For the word "variables", copy every line of the material that includes it.

■ **Given information**
+ + +

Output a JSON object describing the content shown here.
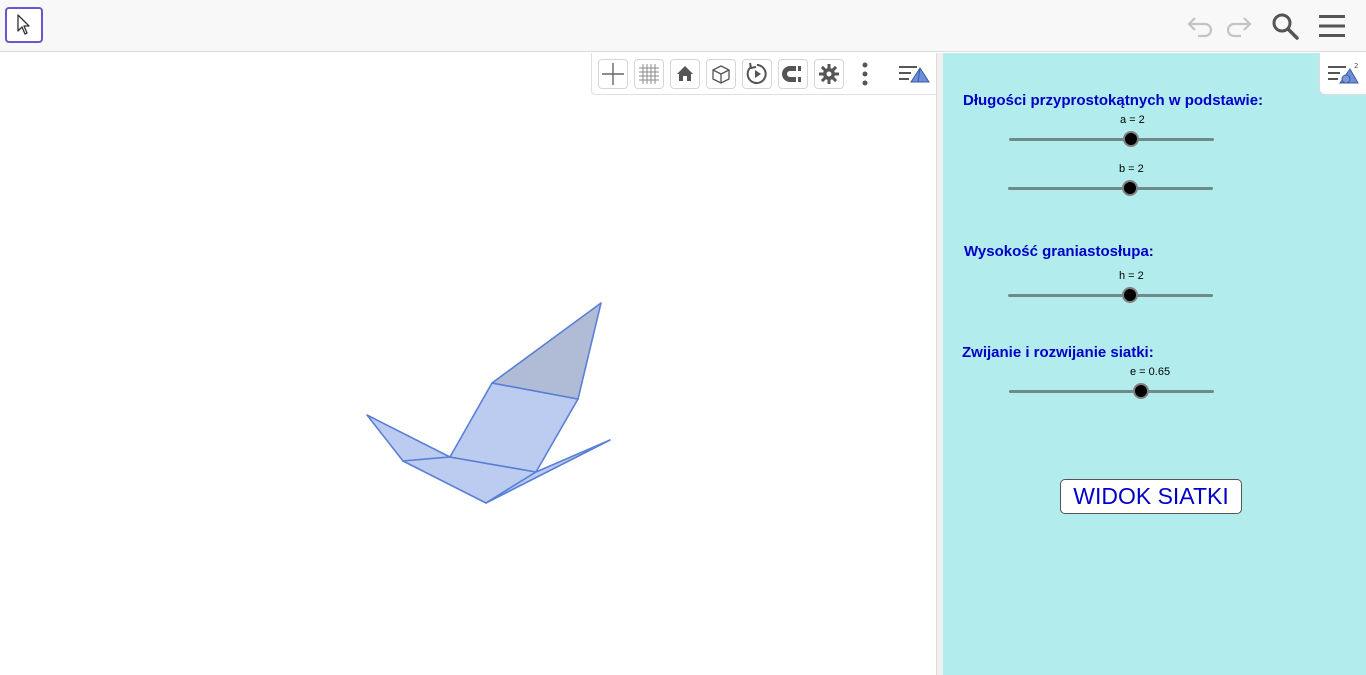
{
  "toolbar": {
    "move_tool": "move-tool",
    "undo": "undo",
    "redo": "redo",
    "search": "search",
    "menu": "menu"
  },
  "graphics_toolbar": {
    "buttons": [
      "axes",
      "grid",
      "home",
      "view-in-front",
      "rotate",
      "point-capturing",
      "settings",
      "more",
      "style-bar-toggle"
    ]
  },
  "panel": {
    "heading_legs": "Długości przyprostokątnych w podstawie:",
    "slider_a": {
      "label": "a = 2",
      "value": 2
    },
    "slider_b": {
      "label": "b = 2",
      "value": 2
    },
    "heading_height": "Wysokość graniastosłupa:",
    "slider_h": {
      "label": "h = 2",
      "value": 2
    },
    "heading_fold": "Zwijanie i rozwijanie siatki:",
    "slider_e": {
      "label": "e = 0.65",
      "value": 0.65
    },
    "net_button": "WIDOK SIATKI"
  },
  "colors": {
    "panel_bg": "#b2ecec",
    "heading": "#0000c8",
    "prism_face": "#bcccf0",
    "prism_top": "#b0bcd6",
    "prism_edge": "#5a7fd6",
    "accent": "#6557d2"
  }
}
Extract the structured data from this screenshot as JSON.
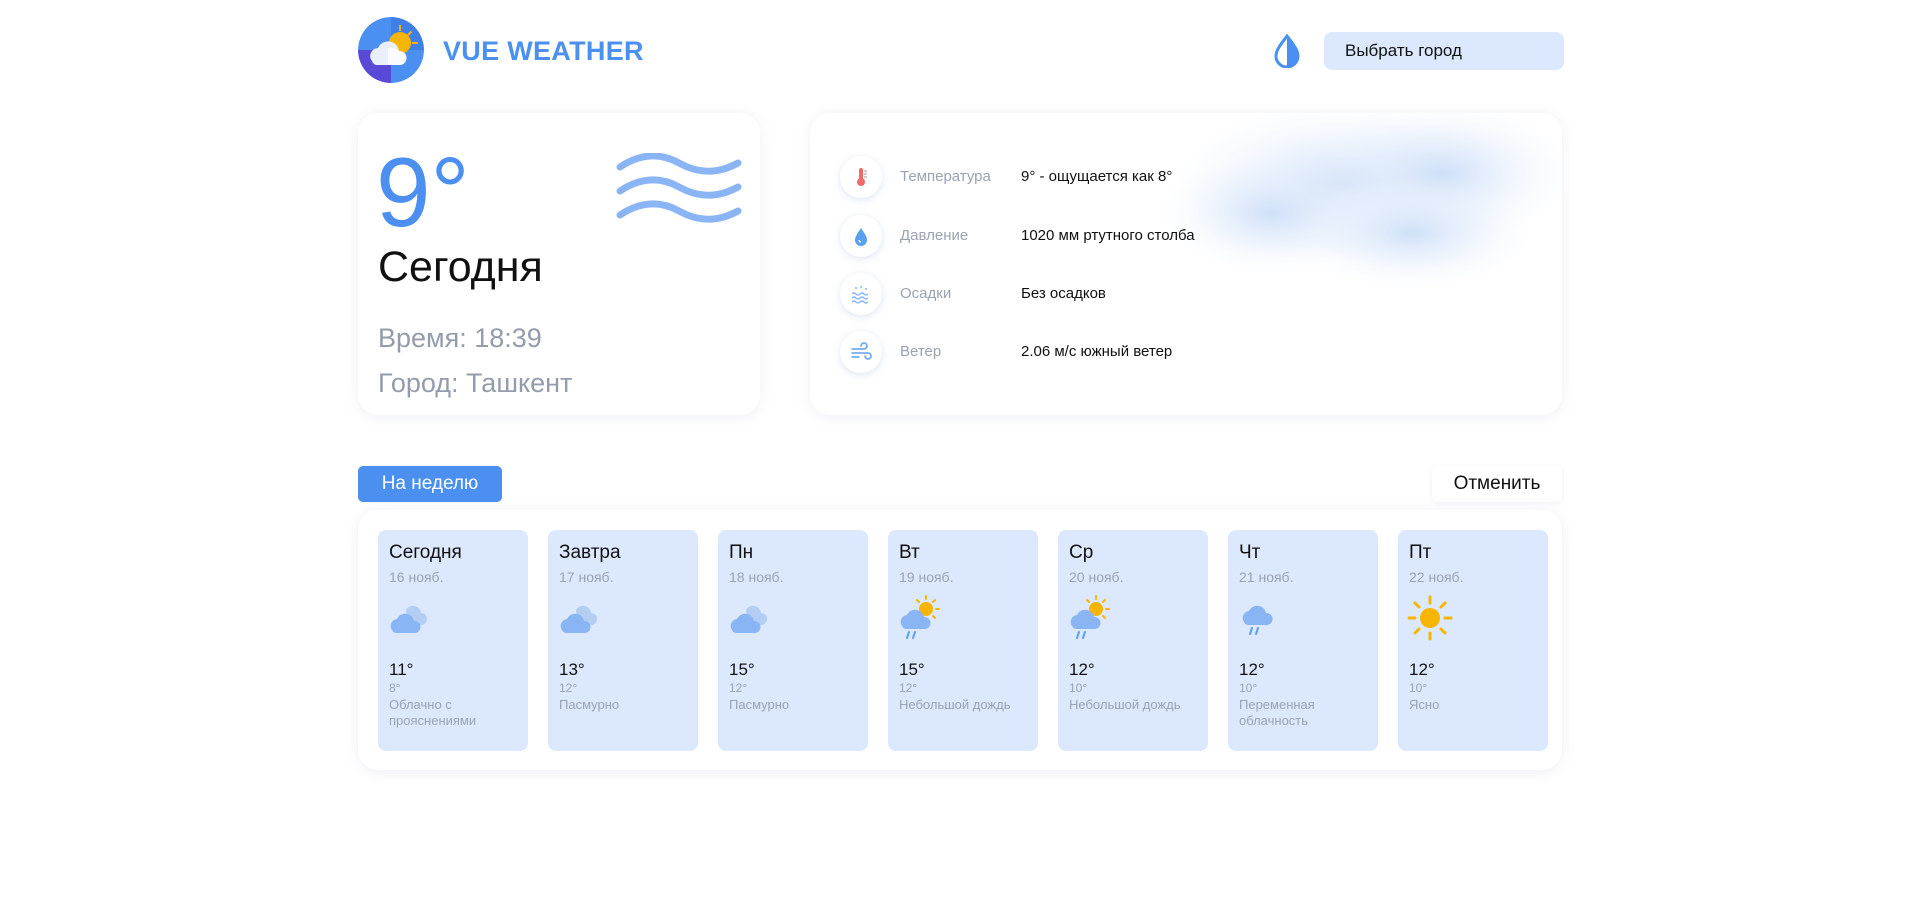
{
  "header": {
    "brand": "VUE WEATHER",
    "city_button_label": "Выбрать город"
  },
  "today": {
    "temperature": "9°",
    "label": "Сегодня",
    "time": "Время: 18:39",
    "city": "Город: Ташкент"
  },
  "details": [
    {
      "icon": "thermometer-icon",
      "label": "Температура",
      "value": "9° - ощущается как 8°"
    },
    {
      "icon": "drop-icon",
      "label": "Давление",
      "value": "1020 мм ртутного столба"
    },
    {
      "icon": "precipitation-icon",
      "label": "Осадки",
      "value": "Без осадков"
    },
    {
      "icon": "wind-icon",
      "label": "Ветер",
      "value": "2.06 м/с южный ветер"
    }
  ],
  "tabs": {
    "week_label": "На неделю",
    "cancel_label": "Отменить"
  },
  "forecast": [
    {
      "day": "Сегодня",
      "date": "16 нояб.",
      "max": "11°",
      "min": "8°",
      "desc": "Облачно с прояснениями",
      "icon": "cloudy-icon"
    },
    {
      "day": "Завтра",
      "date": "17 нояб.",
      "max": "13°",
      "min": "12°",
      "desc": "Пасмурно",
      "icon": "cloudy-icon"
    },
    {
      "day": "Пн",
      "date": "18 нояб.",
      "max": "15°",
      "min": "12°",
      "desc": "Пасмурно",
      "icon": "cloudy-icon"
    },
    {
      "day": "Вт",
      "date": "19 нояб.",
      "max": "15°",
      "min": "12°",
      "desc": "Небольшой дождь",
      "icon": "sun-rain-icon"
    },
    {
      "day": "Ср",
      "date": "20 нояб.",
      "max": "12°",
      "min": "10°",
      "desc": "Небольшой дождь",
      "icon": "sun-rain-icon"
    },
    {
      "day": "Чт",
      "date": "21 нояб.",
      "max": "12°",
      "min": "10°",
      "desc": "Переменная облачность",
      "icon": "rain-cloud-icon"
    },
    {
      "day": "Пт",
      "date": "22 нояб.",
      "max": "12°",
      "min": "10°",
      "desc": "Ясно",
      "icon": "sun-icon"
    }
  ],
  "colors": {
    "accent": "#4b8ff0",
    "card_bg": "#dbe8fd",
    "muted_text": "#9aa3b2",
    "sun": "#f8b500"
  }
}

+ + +

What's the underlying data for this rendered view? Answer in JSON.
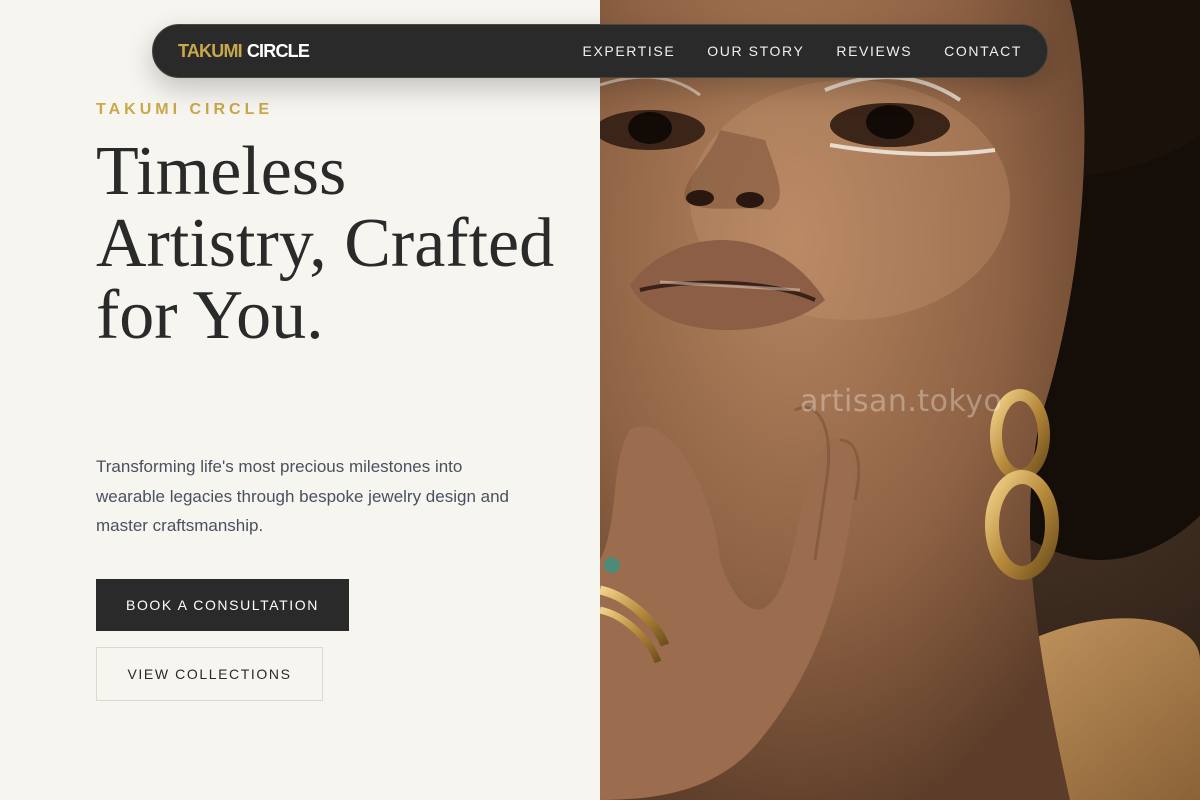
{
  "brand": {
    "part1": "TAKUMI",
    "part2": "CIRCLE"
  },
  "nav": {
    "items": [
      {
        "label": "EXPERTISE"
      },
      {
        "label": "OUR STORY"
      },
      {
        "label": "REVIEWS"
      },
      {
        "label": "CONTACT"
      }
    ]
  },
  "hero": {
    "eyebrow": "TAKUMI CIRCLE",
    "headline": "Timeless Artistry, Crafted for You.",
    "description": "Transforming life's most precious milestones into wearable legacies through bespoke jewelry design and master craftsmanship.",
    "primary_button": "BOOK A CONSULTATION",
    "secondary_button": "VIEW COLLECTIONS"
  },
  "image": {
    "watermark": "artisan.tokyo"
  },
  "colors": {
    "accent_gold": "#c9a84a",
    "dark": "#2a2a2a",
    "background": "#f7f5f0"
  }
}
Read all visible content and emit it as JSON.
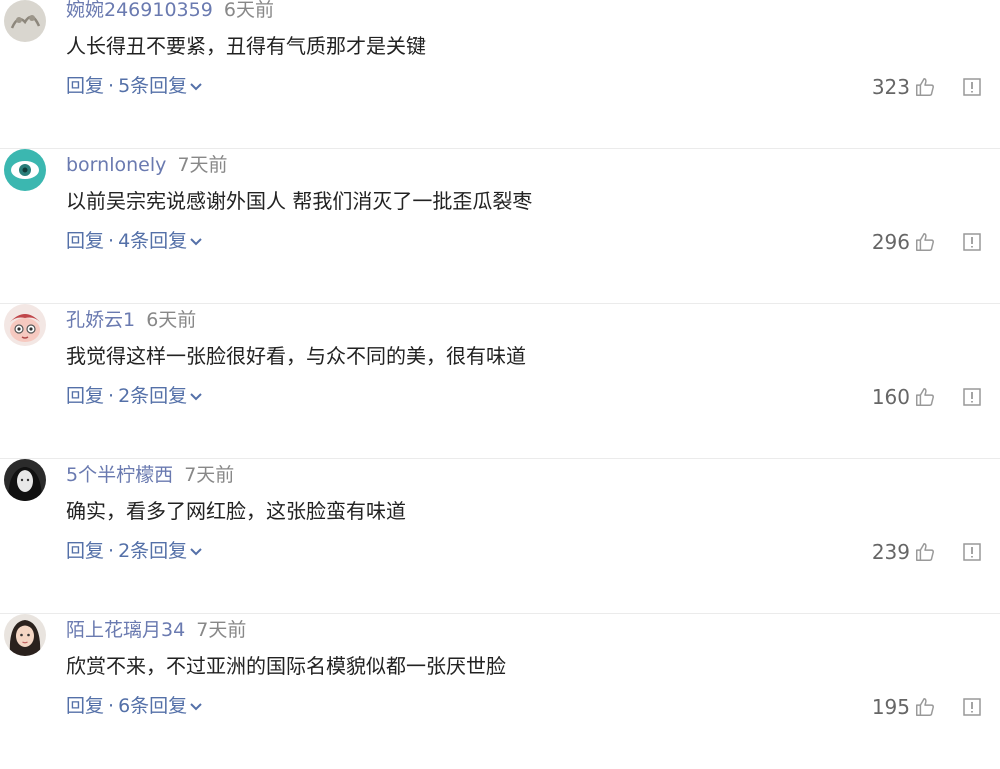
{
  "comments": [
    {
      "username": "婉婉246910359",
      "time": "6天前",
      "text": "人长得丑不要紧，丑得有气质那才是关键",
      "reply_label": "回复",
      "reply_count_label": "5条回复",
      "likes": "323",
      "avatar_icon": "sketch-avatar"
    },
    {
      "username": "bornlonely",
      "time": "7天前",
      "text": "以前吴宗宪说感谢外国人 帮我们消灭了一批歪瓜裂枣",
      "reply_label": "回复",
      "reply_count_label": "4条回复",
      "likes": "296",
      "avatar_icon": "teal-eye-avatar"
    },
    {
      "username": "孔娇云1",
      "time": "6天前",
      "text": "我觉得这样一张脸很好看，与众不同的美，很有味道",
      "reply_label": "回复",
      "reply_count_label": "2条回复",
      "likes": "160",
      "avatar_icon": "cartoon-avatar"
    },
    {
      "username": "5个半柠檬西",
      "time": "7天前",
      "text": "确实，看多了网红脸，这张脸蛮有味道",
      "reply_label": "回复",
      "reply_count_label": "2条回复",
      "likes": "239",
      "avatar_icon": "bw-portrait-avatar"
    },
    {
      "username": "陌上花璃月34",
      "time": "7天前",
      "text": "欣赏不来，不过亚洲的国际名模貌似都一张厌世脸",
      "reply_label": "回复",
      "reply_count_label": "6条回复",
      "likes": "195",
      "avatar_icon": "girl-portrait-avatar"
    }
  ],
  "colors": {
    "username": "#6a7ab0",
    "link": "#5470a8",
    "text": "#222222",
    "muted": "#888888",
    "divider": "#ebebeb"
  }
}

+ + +

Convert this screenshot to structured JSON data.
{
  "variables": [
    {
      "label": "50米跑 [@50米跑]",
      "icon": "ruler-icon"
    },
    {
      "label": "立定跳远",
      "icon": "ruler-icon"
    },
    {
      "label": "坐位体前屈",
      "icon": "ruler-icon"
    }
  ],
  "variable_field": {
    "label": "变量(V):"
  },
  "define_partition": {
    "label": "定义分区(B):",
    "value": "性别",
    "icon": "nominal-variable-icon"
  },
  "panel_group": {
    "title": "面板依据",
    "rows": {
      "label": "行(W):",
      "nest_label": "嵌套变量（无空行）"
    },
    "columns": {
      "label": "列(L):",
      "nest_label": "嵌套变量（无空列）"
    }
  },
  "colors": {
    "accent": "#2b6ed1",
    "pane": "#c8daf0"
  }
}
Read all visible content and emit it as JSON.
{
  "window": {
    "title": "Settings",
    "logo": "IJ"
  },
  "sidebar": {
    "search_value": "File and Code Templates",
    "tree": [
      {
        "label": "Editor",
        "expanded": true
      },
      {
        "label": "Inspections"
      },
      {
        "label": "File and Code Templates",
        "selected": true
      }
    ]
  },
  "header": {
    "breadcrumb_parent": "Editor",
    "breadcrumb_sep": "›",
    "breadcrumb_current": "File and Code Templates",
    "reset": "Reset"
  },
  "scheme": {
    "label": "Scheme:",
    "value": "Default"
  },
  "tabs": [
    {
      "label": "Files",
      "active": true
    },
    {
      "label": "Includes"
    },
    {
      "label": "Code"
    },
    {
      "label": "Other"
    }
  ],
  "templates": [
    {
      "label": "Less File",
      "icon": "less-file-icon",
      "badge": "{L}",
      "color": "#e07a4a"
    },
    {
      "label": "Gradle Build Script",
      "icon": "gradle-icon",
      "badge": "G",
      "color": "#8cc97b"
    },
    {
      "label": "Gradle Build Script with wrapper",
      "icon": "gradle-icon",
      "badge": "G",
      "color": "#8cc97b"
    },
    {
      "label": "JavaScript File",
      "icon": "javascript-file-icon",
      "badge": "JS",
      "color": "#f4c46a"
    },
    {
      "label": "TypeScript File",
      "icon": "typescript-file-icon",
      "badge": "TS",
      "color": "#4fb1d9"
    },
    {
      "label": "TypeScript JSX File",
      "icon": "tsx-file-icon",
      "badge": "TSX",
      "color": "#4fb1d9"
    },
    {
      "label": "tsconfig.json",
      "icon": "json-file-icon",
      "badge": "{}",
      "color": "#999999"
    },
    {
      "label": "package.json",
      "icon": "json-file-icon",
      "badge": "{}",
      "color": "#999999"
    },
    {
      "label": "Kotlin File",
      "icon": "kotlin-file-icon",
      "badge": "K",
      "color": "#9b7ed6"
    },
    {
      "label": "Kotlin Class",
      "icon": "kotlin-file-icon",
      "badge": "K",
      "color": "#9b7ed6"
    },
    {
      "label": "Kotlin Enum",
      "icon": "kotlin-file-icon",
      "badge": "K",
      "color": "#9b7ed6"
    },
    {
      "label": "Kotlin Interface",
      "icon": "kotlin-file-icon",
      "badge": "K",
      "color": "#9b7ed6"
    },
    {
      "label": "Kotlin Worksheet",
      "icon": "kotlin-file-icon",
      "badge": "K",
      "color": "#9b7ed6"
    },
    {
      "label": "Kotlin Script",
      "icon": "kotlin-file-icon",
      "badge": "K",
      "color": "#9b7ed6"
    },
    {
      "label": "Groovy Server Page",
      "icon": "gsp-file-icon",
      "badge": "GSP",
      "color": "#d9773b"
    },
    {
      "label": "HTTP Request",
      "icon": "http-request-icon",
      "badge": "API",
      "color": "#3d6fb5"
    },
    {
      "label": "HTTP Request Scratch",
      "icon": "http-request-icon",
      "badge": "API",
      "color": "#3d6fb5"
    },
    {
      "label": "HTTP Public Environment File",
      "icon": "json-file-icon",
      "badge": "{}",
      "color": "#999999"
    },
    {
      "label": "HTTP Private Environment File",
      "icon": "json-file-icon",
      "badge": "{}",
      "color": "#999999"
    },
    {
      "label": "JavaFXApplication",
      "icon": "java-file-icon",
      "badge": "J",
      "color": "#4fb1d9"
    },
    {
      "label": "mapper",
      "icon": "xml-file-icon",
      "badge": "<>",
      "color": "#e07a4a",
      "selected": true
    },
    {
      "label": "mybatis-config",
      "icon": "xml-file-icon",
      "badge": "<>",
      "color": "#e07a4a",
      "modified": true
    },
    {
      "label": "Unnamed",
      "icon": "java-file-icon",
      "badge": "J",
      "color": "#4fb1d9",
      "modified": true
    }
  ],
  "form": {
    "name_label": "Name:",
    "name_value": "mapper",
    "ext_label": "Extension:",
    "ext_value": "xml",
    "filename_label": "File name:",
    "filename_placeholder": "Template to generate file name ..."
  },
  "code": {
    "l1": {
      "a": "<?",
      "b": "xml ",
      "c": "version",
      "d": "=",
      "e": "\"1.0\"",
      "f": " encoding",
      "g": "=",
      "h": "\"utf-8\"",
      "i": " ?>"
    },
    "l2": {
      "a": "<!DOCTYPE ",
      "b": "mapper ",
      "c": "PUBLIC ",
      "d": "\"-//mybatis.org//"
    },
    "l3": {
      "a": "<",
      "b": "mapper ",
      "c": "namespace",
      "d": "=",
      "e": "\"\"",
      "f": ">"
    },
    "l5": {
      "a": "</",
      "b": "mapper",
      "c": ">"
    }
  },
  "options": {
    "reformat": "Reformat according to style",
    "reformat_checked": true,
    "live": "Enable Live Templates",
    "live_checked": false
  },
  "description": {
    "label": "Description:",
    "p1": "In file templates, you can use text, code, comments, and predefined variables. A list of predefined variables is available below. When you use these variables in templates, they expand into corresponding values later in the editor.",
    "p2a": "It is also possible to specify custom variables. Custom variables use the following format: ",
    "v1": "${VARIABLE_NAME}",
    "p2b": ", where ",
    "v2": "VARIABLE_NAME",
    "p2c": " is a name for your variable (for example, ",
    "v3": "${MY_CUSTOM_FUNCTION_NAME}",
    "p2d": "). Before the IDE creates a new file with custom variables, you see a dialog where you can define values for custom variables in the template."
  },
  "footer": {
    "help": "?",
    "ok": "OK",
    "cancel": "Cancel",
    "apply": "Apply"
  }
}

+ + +

■ **Result for this task**
  "variables": [
    "p1": "In file templates, you can use text, code, comments, and predefined variables. A list of predefined variables is available below. When you use these variables in templates, they expand into corresponding values later in the editor.",
    "p2a": "It is also possible to specify custom variables. Custom variables use the following format: ",
    "p2d": "). Before the IDE creates a new file with custom variables, you see a dialog where you can define values for custom variables in the template."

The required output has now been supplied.